Taking the photograph of a moon can be little tricky. If you don’t expose it properly then you will end up in getting a bright circular white spot (white blob) in the image as a moon. You may miss the details like the crest and the shadows. I would always recommend getting an HDR (High Dynamic Range) image of the moon rather than going for a single shot. It involves taking 3 or more shots of the moon with varying exposure and combines them to get all the possible details.

The Equipment

You should have the following equipments with you for getting the perfect snap of the moon:

1.  A DSLR camera with a good telephoto lens (focal length of 200mm and above) or a Point and Shoot Digital Camera with good Optical zoom.

2.  A stable tripod.

3. A Remote Trigger (If you have one)


You can photograph moon with a DSLR as well as with a point and shoot camera with good optical zoom. If you are having a DSLR camera then use the lens having the maximum focal length. Usually, telephoto lenses and super telephoto lenses are the preferred lenses for moon photography. So, take out the lens, which has got the maximum focal length. If you have got an extender then attach that too to your lens system so that you can achieve the maximum focal length. Greater the focal length greater will be the amount of captured details.

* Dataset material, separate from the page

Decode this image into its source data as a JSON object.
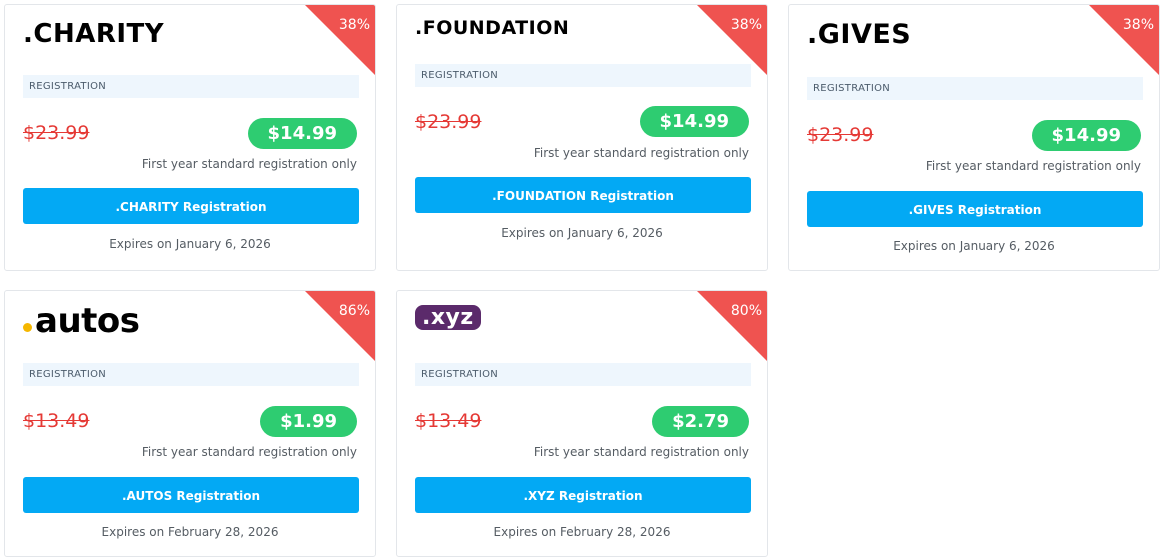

If you are using a point and shoot camera then you must put into full zoom (optical zoom) and then go for the shot.

 A stable tripod is also a must. You will have to go for an HDR image for a nice snap. Certain DSLR cameras come with inbuilt HDR fetaure. Otherwise, you can make use of the Auto Exposure Bracketing feature in your camera and take 3 pictures at different exposures, say -1, 0 and 1. Then, combine these 3 using any HDR processing tools like Adobe Photoshop. A stable surface is a must since you are using Auto Bracketing.

 If you have a wireless trigger or remote cable release use that too. If you don’t have one then better use the timer in your camera and set it to some 2 or 5 seconds and take the snap with the mirror locked up. This can reduce some amount of camera shake.

The Settings


The above snap is taken using Canon EOS 500D with Canon EF 70-200 F4.0 L IS USM lens. Details of the shot are given in a snap which comes at the end of this article.

You can use the following settings to get a good crisp image of the moon:

1. Mode: Manual mode is the recommended one. You can also go for the Shutter priority mode.

2. Focusing: Auto Focus won’t help you to get the perfect shot. You will have to set the focusing to manual.  The focusing distance should be infinity. If you have a focusing scale on your lens then rotate the focusing ring until it shows infinity. Otherwise, rotate it fully to the right and have a look through the viewfinder to make sure that the moon is properly exposed.

 For a point and shoot camera, manual focusing feature won’t be available. So, you will have to go for Autofocusing and expose for the darker section around the moon and capture the shoot. If you try to expose for the moon then you will end up getting the image of a white blob. This is because the inbuilt algorithm of your digital camera will see the moon as a white spot and will try to make it brighter.

3. Aperture: You can use an aperture value of f11 or f9 if you are using manual mode. In Shutter priority mode, the camera will select the Aperture value depending on the shutter speed value.

4. ISO: You can use a base value of ISO. As a thumb rule set the ISO value to either 100 or 200. Make sure that you are not using Auto ISO mode.

5. Shutter speed: Shutter speed should be the same as the focal length. Suppose, you are using a 200 mm telephoto lens then you can set a shutter speed of 1/200. Some of the recommended shutter speeds are 1/125 and 1/250.

6. Camera Metering: Use spot metering option available in your camera
rather than evaluative metering.

7. Monochrome: I would recommend you to take moon’s picture in Monochrome mode or black and White mode. This will bring a better perspective of the crests and the other sections in the moon. There will be a good contrast.


Above screenshot shows the settings used for taking the photo of the full moon with Cloudy white balance (RAW format details).

There are no hard and fast rules. You can also try your own creative settings.

When to Photograph the Moon?

The best time to take a moon’s photograph is during the full moon time. You can also take the photo of the moon once in two days or once in three days until it becomes the gorgeous full moon. Then combine everything into a single photograph, which shows different stages of the moon on each day.